Furthermore, maintaining good hand hygiene by washing hands frequently and using hand sanitizer can contribute significantly towards transmission prevention.

Lastly, being aware of one’s own health status and refraining from participating in events when symptomatic will not only protect oneself but also safeguard the wellbeing of fellow attendees.

By adopting these practices, society may continue relishing the joys of communal camaraderie while simultaneously upholding public health standards within our shared spaces.

Is It Possible To Pass Herpes To Someone You Are Not Sexually Active With?

The topic of herpes is one that many people have questions about. One very common question relates to whether it is possible to pass the virus to someone you are not sexually active with. To answer this, there are a few points that should be considered:

First, although herpes is usually spread through sexual contact, it can also be passed through close contact with an infected person in other ways. This includes sharing drinks, kissing, or touching items like towels or silverware that have been used by someone infected with the virus. Therefore, it is possible for someone to get herpes from simply sharing a drink with an infected person.

Second, even though direct physical contact is not necessary for the transmission of herpes, skin-to-skin contact does increase the risk of passing the virus. As such, any activity involving skin-to-skin contact between two people—even if they are not sexually active—should be avoided by anyone who has been diagnosed with herpes.

Thirdly, since herpes can remain dormant in a person’s body without showing any symptoms or signs of infection for long periods of time, it can be difficult to know whether someone is infected or not. For this reason, individuals should take precautions when engaging in any sort of physical activity involving another person who may be at risk of being exposed to the virus.

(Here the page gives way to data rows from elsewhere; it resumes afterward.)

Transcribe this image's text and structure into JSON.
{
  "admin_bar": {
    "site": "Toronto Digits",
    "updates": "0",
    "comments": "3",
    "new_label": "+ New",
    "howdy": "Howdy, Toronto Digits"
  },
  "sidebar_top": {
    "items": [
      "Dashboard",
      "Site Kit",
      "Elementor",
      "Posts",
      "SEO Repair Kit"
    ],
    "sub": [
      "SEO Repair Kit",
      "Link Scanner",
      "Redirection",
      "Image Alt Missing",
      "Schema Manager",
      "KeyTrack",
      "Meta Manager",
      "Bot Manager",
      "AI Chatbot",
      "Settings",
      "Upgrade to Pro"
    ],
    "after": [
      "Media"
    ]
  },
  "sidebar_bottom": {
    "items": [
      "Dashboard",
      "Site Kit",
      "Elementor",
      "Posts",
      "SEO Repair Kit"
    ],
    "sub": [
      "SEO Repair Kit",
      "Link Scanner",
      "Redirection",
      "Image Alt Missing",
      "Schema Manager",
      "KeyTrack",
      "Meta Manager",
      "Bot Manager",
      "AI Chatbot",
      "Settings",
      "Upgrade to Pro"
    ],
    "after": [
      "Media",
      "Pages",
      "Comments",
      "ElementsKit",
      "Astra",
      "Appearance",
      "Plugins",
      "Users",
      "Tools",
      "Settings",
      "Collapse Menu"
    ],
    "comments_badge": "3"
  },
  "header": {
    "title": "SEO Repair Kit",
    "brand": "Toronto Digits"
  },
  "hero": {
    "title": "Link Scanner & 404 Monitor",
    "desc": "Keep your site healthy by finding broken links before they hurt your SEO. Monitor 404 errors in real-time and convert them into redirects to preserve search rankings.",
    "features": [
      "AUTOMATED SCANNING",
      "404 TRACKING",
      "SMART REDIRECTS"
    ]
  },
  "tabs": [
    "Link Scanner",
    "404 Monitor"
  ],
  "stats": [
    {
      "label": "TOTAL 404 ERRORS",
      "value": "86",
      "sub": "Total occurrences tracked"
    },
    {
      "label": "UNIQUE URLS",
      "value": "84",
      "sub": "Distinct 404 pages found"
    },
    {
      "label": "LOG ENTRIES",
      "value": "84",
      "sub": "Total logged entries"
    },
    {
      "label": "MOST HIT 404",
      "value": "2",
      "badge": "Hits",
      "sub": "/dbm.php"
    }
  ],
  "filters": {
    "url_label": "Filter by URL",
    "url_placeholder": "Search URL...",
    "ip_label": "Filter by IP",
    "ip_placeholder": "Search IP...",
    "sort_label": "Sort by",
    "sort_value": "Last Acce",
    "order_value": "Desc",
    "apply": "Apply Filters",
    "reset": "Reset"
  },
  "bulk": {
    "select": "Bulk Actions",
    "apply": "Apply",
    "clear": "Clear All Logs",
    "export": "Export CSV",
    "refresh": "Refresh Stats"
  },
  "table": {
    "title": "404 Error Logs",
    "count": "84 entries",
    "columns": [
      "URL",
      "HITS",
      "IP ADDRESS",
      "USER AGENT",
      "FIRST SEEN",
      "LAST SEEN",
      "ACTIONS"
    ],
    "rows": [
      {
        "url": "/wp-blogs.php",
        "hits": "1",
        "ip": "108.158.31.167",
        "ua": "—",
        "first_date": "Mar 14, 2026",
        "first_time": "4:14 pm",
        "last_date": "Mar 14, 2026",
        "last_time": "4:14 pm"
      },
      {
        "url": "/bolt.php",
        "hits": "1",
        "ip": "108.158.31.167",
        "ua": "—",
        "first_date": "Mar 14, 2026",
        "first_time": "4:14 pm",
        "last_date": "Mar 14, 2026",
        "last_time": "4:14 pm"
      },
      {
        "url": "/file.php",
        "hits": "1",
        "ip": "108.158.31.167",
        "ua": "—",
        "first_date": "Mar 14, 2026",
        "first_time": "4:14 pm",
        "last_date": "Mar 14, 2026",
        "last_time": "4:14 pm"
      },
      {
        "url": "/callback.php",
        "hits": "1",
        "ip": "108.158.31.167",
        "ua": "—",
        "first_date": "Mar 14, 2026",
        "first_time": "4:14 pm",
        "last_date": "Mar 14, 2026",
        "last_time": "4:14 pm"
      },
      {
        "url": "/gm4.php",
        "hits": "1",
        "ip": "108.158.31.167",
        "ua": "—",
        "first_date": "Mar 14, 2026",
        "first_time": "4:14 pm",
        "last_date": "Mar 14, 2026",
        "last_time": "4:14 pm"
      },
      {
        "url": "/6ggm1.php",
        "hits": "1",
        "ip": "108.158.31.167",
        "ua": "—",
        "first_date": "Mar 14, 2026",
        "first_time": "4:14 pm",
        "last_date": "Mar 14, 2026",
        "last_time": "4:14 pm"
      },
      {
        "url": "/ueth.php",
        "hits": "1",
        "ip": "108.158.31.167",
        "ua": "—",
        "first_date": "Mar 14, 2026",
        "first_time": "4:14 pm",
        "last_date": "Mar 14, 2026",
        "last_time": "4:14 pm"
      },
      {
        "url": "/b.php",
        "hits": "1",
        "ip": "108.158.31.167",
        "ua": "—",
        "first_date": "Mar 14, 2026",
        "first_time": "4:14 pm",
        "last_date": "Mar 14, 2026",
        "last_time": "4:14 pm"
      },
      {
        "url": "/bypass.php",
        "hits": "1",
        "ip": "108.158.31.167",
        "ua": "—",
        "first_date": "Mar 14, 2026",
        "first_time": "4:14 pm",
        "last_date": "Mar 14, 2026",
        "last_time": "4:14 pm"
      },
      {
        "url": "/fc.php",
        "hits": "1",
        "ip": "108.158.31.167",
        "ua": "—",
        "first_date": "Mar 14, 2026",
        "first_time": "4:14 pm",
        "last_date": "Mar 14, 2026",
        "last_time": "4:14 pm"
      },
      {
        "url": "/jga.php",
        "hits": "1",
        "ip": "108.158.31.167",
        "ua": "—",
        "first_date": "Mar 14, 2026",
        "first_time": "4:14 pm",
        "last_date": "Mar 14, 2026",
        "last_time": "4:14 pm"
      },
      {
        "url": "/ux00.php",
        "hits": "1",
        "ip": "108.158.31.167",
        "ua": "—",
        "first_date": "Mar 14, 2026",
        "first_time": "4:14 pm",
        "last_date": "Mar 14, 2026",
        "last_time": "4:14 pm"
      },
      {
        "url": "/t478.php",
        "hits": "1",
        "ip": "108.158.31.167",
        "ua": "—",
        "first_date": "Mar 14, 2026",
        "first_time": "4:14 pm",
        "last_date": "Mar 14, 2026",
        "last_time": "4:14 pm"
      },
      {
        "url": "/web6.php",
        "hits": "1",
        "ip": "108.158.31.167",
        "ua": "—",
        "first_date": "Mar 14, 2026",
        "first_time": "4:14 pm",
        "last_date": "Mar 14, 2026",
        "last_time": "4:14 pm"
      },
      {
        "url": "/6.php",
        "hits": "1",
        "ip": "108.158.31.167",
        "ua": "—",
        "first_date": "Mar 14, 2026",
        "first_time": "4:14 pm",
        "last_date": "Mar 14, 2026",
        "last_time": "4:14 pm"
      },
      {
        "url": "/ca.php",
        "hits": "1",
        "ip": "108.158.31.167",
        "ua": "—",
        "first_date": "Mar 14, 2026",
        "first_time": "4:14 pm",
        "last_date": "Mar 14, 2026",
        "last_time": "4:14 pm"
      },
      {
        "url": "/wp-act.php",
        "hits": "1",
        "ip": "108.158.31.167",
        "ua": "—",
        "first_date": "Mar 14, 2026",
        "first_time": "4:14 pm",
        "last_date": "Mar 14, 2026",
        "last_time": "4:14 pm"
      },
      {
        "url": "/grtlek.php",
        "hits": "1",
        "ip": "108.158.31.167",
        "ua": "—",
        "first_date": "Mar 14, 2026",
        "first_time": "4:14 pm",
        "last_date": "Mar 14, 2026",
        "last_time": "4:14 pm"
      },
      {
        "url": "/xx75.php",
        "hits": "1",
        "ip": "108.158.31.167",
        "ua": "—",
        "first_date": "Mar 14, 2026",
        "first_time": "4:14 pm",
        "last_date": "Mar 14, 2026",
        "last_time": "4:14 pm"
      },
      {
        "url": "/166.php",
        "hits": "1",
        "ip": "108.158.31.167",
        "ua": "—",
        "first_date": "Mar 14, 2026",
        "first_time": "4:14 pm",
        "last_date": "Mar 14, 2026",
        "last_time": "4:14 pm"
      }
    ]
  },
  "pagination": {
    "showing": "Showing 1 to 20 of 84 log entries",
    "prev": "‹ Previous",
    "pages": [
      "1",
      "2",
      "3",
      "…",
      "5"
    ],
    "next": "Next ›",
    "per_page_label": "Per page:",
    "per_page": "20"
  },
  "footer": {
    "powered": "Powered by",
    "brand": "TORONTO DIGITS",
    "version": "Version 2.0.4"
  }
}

Lastly, measures such as using barrier protection and practising safe sex can reduce the chances of transmission significantly. Furthermore, if either partner has been diagnosed with herpes already, then getting tested regularly and informing each other about any new symptoms can help protect both parties from becoming re-infected.

Overall, it is important to understand how herpes can be transmitted and to take steps to reduce the chances of spreading it.

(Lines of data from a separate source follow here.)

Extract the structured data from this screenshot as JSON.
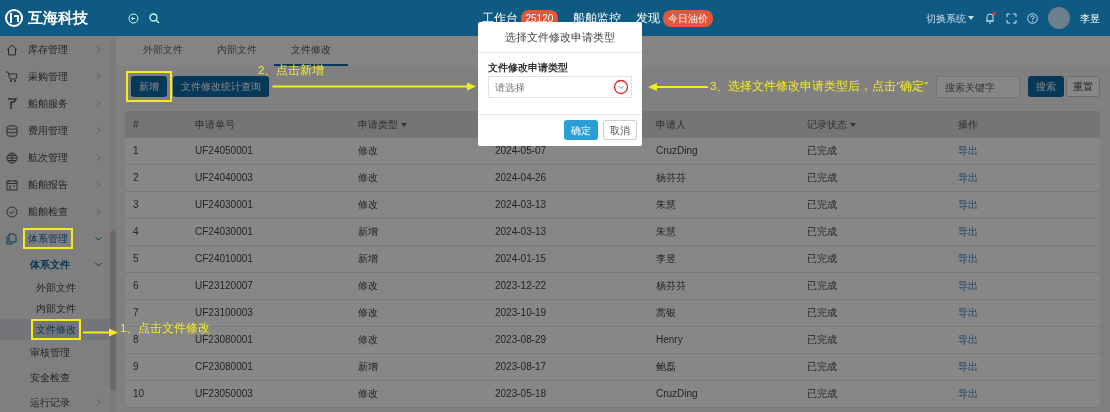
{
  "header": {
    "logo": "互海科技",
    "nav": [
      {
        "label": "工作台",
        "badge": "25120"
      },
      {
        "label": "船舶监控"
      },
      {
        "label": "发现",
        "badge": "今日油价"
      }
    ],
    "system_switch": "切换系统",
    "notification_dot": true,
    "user": "李昱"
  },
  "sidebar": {
    "items": [
      {
        "label": "库存管理",
        "expanded": false
      },
      {
        "label": "采购管理",
        "expanded": false
      },
      {
        "label": "船舶服务",
        "expanded": false
      },
      {
        "label": "费用管理",
        "expanded": false
      },
      {
        "label": "航次管理",
        "expanded": false
      },
      {
        "label": "船舶报告",
        "expanded": false
      },
      {
        "label": "船舶检查",
        "expanded": false
      },
      {
        "label": "体系管理",
        "expanded": true,
        "children": [
          {
            "label": "体系文件",
            "expanded": true,
            "children": [
              {
                "label": "外部文件",
                "selected": false
              },
              {
                "label": "内部文件",
                "selected": false
              },
              {
                "label": "文件修改",
                "selected": true
              }
            ]
          },
          {
            "label": "审核管理"
          },
          {
            "label": "安全检查"
          },
          {
            "label": "运行记录",
            "expanded": false
          }
        ]
      }
    ]
  },
  "tabs": [
    {
      "label": "外部文件",
      "selected": false
    },
    {
      "label": "内部文件",
      "selected": false
    },
    {
      "label": "文件修改",
      "selected": true
    }
  ],
  "toolbar": {
    "buttons": [
      "新增",
      "文件修改统计查询"
    ],
    "search_placeholder": "搜索关键字",
    "search_button": "搜索",
    "reset_button": "重置"
  },
  "table": {
    "columns": [
      {
        "label": "#"
      },
      {
        "label": "申请单号"
      },
      {
        "label": "申请类型",
        "sortable": true
      },
      {},
      {
        "label": "申请人"
      },
      {
        "label": "记录状态",
        "sortable": true
      },
      {
        "label": "操作"
      }
    ],
    "rows": [
      [
        "1",
        "UF24050001",
        "修改",
        "2024-05-07",
        "CruzDing",
        "已完成",
        "导出"
      ],
      [
        "2",
        "UF24040003",
        "修改",
        "2024-04-26",
        "杨芬芬",
        "已完成",
        "导出"
      ],
      [
        "3",
        "UF24030001",
        "修改",
        "2024-03-13",
        "朱慧",
        "已完成",
        "导出"
      ],
      [
        "4",
        "CF24030001",
        "新增",
        "2024-03-13",
        "朱慧",
        "已完成",
        "导出"
      ],
      [
        "5",
        "CF24010001",
        "新增",
        "2024-01-15",
        "李昱",
        "已完成",
        "导出"
      ],
      [
        "6",
        "UF23120007",
        "修改",
        "2023-12-22",
        "杨芬芬",
        "已完成",
        "导出"
      ],
      [
        "7",
        "UF23100003",
        "修改",
        "2023-10-19",
        "蒿银",
        "已完成",
        "导出"
      ],
      [
        "8",
        "UF23080001",
        "修改",
        "2023-08-29",
        "Henry",
        "已完成",
        "导出"
      ],
      [
        "9",
        "CF23080001",
        "新增",
        "2023-08-17",
        "鲍磊",
        "已完成",
        "导出"
      ],
      [
        "10",
        "UF23050003",
        "修改",
        "2023-05-18",
        "CruzDing",
        "已完成",
        "导出"
      ]
    ]
  },
  "modal": {
    "title": "选择文件修改申请类型",
    "field_label": "文件修改申请类型",
    "placeholder": "请选择",
    "confirm": "确定",
    "cancel": "取消"
  },
  "annotations": [
    "1、点击文件修改",
    "2、点击新增",
    "3、选择文件修改申请类型后，点击“确定”"
  ]
}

By taking proper precautions such as regular testing, and avoiding activities that involve skin-to-skin contact between two people who may be at risk for exposure to the virus, those with herpes can help protect themselves and their partners from contracting the virus.

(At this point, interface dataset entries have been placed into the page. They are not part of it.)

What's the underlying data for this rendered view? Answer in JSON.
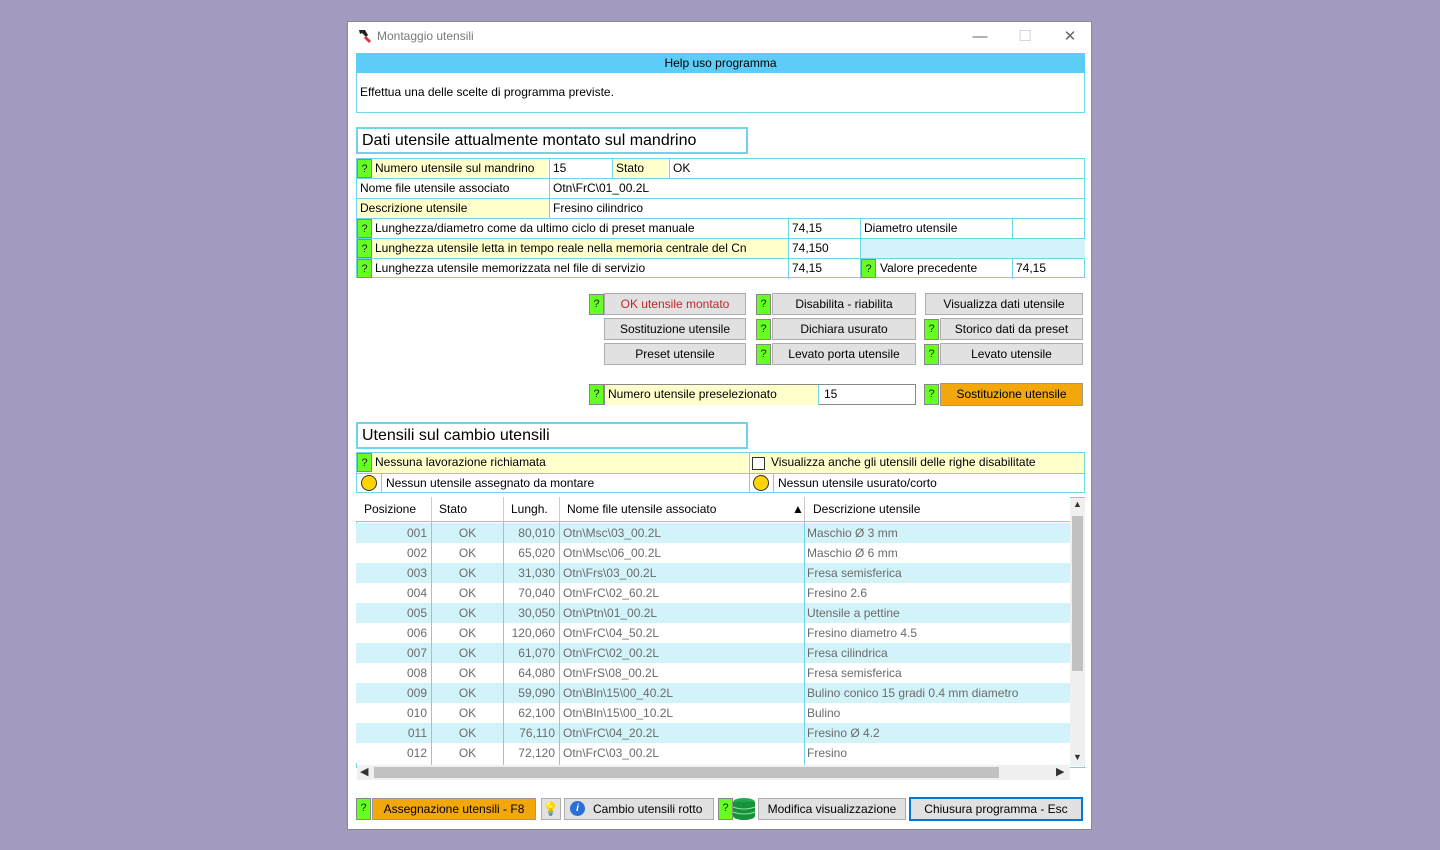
{
  "window": {
    "title": "Montaggio utensili"
  },
  "help": {
    "header": "Help uso programma",
    "text": "Effettua una delle scelte di programma previste."
  },
  "current_tool": {
    "section_title": "Dati utensile attualmente montato sul mandrino",
    "tool_number_label": "Numero utensile sul mandrino",
    "tool_number_value": "15",
    "state_label": "Stato",
    "state_value": "OK",
    "file_label": "Nome file utensile associato",
    "file_value": "Otn\\FrC\\01_00.2L",
    "desc_label": "Descrizione utensile",
    "desc_value": "Fresino cilindrico",
    "len_preset_label": "Lunghezza/diametro come da ultimo ciclo di preset manuale",
    "len_preset_value": "74,15",
    "diameter_label": "Diametro utensile",
    "diameter_value": "",
    "len_realtime_label": "Lunghezza utensile letta in tempo reale nella memoria centrale del Cn",
    "len_realtime_value": "74,150",
    "len_stored_label": "Lunghezza utensile memorizzata nel file di servizio",
    "len_stored_value": "74,15",
    "prev_value_label": "Valore precedente",
    "prev_value_value": "74,15"
  },
  "actions": {
    "ok_mounted": "OK utensile montato",
    "disable_enable": "Disabilita - riabilita",
    "view_data": "Visualizza dati utensile",
    "replace": "Sostituzione utensile",
    "declare_worn": "Dichiara usurato",
    "preset_history": "Storico dati da preset",
    "preset": "Preset utensile",
    "holder_removed": "Levato porta utensile",
    "tool_removed": "Levato utensile"
  },
  "preselect": {
    "label": "Numero utensile preselezionato",
    "value": "15",
    "button": "Sostituzione utensile"
  },
  "changer": {
    "section_title": "Utensili sul cambio utensili",
    "no_job": "Nessuna lavorazione richiamata",
    "show_disabled": "Visualizza anche gli utensili delle righe disabilitate",
    "no_assigned": "Nessun utensile assegnato da montare",
    "no_worn": "Nessun utensile usurato/corto"
  },
  "grid": {
    "columns": [
      "Posizione",
      "Stato",
      "Lungh.",
      "Nome file utensile associato",
      "Descrizione utensile"
    ],
    "rows": [
      [
        "001",
        "OK",
        "80,010",
        "Otn\\Msc\\03_00.2L",
        "Maschio Ø 3 mm"
      ],
      [
        "002",
        "OK",
        "65,020",
        "Otn\\Msc\\06_00.2L",
        "Maschio Ø 6 mm"
      ],
      [
        "003",
        "OK",
        "31,030",
        "Otn\\Frs\\03_00.2L",
        "Fresa semisferica"
      ],
      [
        "004",
        "OK",
        "70,040",
        "Otn\\FrC\\02_60.2L",
        "Fresino 2.6"
      ],
      [
        "005",
        "OK",
        "30,050",
        "Otn\\Ptn\\01_00.2L",
        "Utensile a pettine"
      ],
      [
        "006",
        "OK",
        "120,060",
        "Otn\\FrC\\04_50.2L",
        "Fresino diametro 4.5"
      ],
      [
        "007",
        "OK",
        "61,070",
        "Otn\\FrC\\02_00.2L",
        "Fresa cilindrica"
      ],
      [
        "008",
        "OK",
        "64,080",
        "Otn\\FrS\\08_00.2L",
        "Fresa semisferica"
      ],
      [
        "009",
        "OK",
        "59,090",
        "Otn\\Bln\\15\\00_40.2L",
        "Bulino conico 15 gradi 0.4 mm diametro"
      ],
      [
        "010",
        "OK",
        "62,100",
        "Otn\\Bln\\15\\00_10.2L",
        "Bulino"
      ],
      [
        "011",
        "OK",
        "76,110",
        "Otn\\FrC\\04_20.2L",
        "Fresino Ø 4.2"
      ],
      [
        "012",
        "OK",
        "72,120",
        "Otn\\FrC\\03_00.2L",
        "Fresino"
      ]
    ]
  },
  "footer": {
    "assign": "Assegnazione utensili - F8",
    "broken": "Cambio utensili rotto",
    "modify_view": "Modifica visualizzazione",
    "close": "Chiusura programma - Esc"
  },
  "colors": {
    "cyan": "#5dcdf7",
    "light_cyan": "#d3f3fa",
    "yellow": "#ffffcc",
    "green": "#66ff22",
    "orange": "#f2a70c"
  },
  "q": "?"
}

Final Thoughts

In conclusion, the likelihood of contracting herpes from sharing a drink is relatively low compared to other forms of transmission such as kissing and sexual contact. Factors that may increase the risk include the presence of a visible cold sore on the infected individual or consuming certain types of drinks that may facilitate viral survival.

For instance, in 2008, there was an outbreak of oral herpes among high school wrestlers in Pennsylvania which health officials suspected might have been transmitted through shared water bottles during practice sessions. The athletes were advised to avoid sharing drinks and use personal labeled bottles instead.

This example illustrates how specific circumstances can lead to increased risk; however, it remains crucial for individuals to take appropriate precautions when engaging in social settings where objects may be shared to reduce potential risks associated with HSV transmission.